Bangladesh's opposition alliance temporarily suspended a nationwide strike that had paralyzed the country for four days and left at least two people dead in street clashes, but warned the action would resume if their demands were not met.
The alliance of 14 political parties began the indefinite, nationwide strike and blockade on Sunday in an effort to force the removal of election officials, who they say are biased toward former prime minister Khaleda Zia's ruling coalition, ahead of January elections.
Late on Wednesday, Awami League chief Sheikh Hasina, who was the main opposition leader during Zia's tenure, announced the suspension of the protests from yesterday, but said they would resume on Monday unless the alliance's demands were met.
Tens of thousands of alliance supporters had blocked main roads and rail lines across the country since Sunday, practically shutting down Bangladesh's sea ports, isolating the capital and leading to street clashes with Zia's supporters and police that left at least two dead.
Business leaders welcomed the suspension of the strike, which they said was inching the impoverished country's economy toward the brink of collapse.
"We definitely appreciate the decision. It's good for the country and the economy," Mir Nasir Hossain, president of the Federation of Bangladesh Chambers of Commerce and Industry, said on Wednesday.
S.M. Fazlul Haque, president of the Bangladesh Garment Manufacturers and Exporters Association said the blockade had created "deplorable conditions" in the garment sector, the country's main export commodity.
A delegation of business leaders on Tuesday met the country's interim leader President Iajuddin Ahmed and Hasina, urging them to take steps to bring an end to the political impasse.
Advisers to a caretaker government tasked to oversee elections also held talks on Monday and Tuesday with major political parties to try to end the standoff.
They planned to hold further talks to attempt to reach a consensus, interim government spokesman Akbar Ali Khan said.
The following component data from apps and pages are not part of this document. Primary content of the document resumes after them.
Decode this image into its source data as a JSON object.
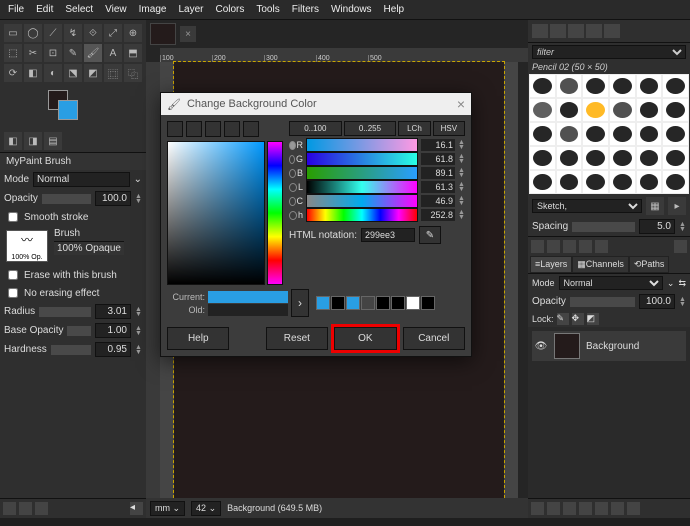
{
  "menubar": [
    "File",
    "Edit",
    "Select",
    "View",
    "Image",
    "Layer",
    "Colors",
    "Tools",
    "Filters",
    "Windows",
    "Help"
  ],
  "left": {
    "dock_title": "MyPaint Brush",
    "mode_label": "Mode",
    "mode_value": "Normal",
    "opacity_label": "Opacity",
    "opacity_value": "100.0",
    "smooth": "Smooth stroke",
    "brush_label": "Brush",
    "op_label": "100% Op.",
    "opaque": "100% Opaque",
    "erase": "Erase with this brush",
    "noerase": "No erasing effect",
    "radius_label": "Radius",
    "radius_value": "3.01",
    "baseop_label": "Base Opacity",
    "baseop_value": "1.00",
    "hard_label": "Hardness",
    "hard_value": "0.95"
  },
  "ruler": [
    "100",
    "200",
    "300",
    "400",
    "500"
  ],
  "status": {
    "unit": "mm",
    "zoom": "42",
    "mem": "Background (649.5 MB)"
  },
  "right": {
    "filter_placeholder": "filter",
    "brush_name": "Pencil 02 (50 × 50)",
    "cat": "Sketch,",
    "spacing_label": "Spacing",
    "spacing_value": "5.0",
    "tabs": {
      "layers": "Layers",
      "channels": "Channels",
      "paths": "Paths"
    },
    "mode_label": "Mode",
    "mode_value": "Normal",
    "opacity_label": "Opacity",
    "opacity_value": "100.0",
    "lock_label": "Lock:",
    "layer_name": "Background"
  },
  "dialog": {
    "title": "Change Background Color",
    "ranges": [
      "0..100",
      "0..255",
      "LCh",
      "HSV"
    ],
    "channels": [
      {
        "letter": "R",
        "value": "16.1",
        "sel": true,
        "grad": "grad-r"
      },
      {
        "letter": "G",
        "value": "61.8",
        "sel": false,
        "grad": "grad-g"
      },
      {
        "letter": "B",
        "value": "89.1",
        "sel": false,
        "grad": "grad-b"
      },
      {
        "letter": "L",
        "value": "61.3",
        "sel": false,
        "grad": "grad-lc"
      },
      {
        "letter": "C",
        "value": "46.9",
        "sel": false,
        "grad": "grad-cc"
      },
      {
        "letter": "h",
        "value": "252.8",
        "sel": false,
        "grad": "grad-h"
      }
    ],
    "html_label": "HTML notation:",
    "html_value": "299ee3",
    "current_label": "Current:",
    "old_label": "Old:",
    "palette": [
      "#299ee3",
      "#000",
      "#299ee3",
      "#444",
      "#000",
      "#000",
      "#fff",
      "#000"
    ],
    "btn_help": "Help",
    "btn_reset": "Reset",
    "btn_ok": "OK",
    "btn_cancel": "Cancel"
  }
}
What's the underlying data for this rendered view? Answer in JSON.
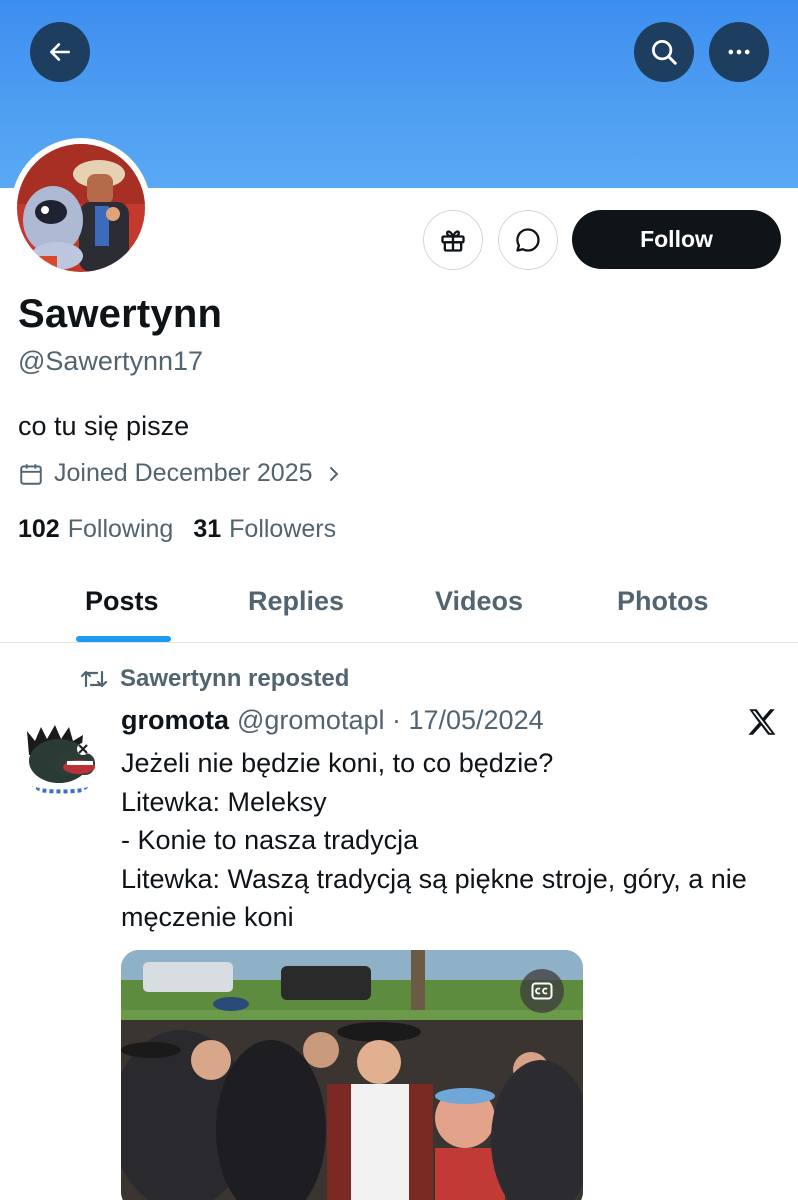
{
  "header": {
    "back_icon": "arrow-left-icon",
    "search_icon": "search-icon",
    "more_icon": "more-horizontal-icon",
    "banner_color": "#4a9af2"
  },
  "profile": {
    "display_name": "Sawertynn",
    "handle": "@Sawertynn17",
    "bio": "co tu się pisze",
    "joined": "Joined December 2025",
    "following_count": "102",
    "following_label": "Following",
    "followers_count": "31",
    "followers_label": "Followers"
  },
  "actions": {
    "gift_icon": "gift-icon",
    "message_icon": "message-bubble-icon",
    "follow_label": "Follow"
  },
  "tabs": [
    {
      "label": "Posts",
      "active": true
    },
    {
      "label": "Replies",
      "active": false
    },
    {
      "label": "Videos",
      "active": false
    },
    {
      "label": "Photos",
      "active": false
    }
  ],
  "feed": {
    "repost_label": "Sawertynn reposted",
    "post": {
      "author": "gromota",
      "handle_date": "@gromotapl · 17/05/2024",
      "source_icon": "x-logo-icon",
      "lines": [
        "Jeżeli nie będzie koni, to co będzie?",
        "Litewka: Meleksy",
        "- Konie to nasza tradycja",
        "Litewka: Waszą tradycją są piękne stroje, góry, a nie męczenie koni"
      ],
      "media_badge_icon": "closed-captions-icon"
    }
  },
  "colors": {
    "accent": "#1d9bf0",
    "text_primary": "#0f1419",
    "text_secondary": "#536471",
    "follow_bg": "#0f1419"
  }
}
Most stores and schools remained closed on Wednesday, and with public transport off the roads, commuters used pedal rickshaws or three-wheel taxis to get to work.
About 15,000 security forces were deployed in Dhaka to maintain peace.
The opposition is demanding the removal of four top Election Commission officials, accusing them of bias toward the government of Zia, who completed her five-year term as prime minister on Oct. 29. The commissioners deny the allegation and have refused to resign.
Bangladesh has a history of political violence. The South Asian nation has witnessed two presidents slain in military coups and 19 other failed coup attempts since it gained independence from Pakistan in 1971.